Men anticipate prostate cancer screening with all the dread that women bring to Pap tests. Screening is generally limited to men over the age of 50 (unless there is a history of early prostate cancer in a father or brother) and consists of an exam of that part of the prostate that can be reached by a probing finger plus a blood test for prostate specific antigen or PSA.
The problem is that the PSA, while being the only cancer marker test currently available for screening purposes, is not specific. In other words, most men with an elevated PSA do not have cancer. The digital exam is even less specific as many aging men have enlarged prostates without harboring cancer. Other screening deficiencies in our current approach of one blood test and one finger exploration include:
- Most men with prostate cancer (85% in one study) detected by PSA screening could avoid therapy. Per another study, one would have to screen 1400 men and perform 50 prostatectomies to prevent one death from prostate cancer.
- There is no PSA level below which the risk of cancer is zero.
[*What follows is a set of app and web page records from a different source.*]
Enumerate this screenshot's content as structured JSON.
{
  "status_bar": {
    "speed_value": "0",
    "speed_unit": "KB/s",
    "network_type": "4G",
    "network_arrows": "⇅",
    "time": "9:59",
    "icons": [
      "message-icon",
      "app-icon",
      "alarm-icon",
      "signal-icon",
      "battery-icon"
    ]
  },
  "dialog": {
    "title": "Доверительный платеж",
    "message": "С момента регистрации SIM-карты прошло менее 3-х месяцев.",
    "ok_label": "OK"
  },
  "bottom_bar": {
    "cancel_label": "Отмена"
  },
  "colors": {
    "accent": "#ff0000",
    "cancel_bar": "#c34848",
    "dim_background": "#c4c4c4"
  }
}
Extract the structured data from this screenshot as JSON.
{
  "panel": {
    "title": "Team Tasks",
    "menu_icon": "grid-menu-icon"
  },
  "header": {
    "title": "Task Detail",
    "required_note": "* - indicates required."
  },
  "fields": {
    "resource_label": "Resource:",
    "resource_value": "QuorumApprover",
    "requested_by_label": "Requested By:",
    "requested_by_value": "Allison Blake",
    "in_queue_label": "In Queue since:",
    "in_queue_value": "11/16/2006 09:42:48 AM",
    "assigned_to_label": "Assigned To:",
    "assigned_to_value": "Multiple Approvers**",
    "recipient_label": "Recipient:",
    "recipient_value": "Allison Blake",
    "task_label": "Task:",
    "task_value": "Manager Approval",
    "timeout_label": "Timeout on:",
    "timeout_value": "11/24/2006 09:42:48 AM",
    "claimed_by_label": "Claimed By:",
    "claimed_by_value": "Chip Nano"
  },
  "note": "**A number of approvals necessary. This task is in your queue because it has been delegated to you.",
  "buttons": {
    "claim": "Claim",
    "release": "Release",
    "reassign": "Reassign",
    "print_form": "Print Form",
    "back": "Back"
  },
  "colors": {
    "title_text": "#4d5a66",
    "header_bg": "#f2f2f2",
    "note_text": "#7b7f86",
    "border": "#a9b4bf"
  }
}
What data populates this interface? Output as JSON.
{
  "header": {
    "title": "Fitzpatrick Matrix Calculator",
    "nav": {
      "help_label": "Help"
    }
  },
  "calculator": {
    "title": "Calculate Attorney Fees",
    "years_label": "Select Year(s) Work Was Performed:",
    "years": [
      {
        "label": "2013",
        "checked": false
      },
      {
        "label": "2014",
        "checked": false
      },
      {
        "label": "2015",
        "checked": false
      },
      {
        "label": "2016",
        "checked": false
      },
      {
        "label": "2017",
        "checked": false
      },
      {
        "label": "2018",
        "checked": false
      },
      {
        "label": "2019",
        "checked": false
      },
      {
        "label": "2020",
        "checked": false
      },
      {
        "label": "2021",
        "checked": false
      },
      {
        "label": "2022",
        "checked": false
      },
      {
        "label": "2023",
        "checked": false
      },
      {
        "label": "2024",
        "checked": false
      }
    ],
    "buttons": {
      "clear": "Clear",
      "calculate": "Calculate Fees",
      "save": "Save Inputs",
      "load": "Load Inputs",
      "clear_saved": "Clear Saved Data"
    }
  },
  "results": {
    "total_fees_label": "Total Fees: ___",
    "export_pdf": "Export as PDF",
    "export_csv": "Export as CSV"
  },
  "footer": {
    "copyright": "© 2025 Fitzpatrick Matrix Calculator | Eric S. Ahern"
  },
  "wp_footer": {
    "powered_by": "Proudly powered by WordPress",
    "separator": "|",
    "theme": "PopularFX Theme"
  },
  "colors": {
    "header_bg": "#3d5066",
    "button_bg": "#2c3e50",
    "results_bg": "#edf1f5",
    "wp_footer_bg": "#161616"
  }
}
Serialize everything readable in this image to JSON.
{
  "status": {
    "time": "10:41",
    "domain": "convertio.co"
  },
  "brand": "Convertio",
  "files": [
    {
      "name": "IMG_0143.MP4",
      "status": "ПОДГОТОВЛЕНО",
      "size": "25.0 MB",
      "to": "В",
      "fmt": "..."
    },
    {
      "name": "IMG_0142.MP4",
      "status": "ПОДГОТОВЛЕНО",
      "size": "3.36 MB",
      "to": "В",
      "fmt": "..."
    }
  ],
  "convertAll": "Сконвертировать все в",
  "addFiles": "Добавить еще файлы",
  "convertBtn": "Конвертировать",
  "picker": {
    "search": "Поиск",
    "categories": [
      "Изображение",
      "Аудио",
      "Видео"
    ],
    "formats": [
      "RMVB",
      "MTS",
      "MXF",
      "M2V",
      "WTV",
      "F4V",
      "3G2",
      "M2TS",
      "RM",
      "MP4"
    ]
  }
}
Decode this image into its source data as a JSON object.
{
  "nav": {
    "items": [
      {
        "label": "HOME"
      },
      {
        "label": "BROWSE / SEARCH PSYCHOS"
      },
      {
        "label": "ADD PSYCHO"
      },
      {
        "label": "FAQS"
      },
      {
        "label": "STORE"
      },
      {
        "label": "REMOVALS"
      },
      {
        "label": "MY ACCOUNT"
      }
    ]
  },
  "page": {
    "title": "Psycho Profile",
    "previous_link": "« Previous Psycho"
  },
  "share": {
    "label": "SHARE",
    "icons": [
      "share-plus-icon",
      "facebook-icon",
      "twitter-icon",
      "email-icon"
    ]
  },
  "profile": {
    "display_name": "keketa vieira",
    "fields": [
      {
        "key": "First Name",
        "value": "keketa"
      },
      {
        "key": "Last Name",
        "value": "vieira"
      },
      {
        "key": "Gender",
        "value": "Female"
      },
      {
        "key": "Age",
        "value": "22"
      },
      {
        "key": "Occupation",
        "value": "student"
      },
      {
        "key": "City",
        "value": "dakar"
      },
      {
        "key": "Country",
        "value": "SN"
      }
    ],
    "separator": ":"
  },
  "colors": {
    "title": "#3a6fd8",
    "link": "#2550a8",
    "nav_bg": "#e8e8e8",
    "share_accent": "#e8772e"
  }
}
The Prostate Cancer Prevention Trial (PCPT) found cancer in 6.6% of men with PSAs below .5 and 12.5% of those men had aggressive cancer.
- Other factors seem to affect PSA levels, e.g. obesity and statin use lower PSA.
Dr. Klein suggests one approach to screening that uses seven variables to predict a man's risk of currently having prostate cancer. This test can be found at PCPT risk calculator.
1. Klein, EA. What's new in prostate cancer screening and prevention? Cleveland Clinic Journal of Medicine. Vol 76 August 2009 439-445.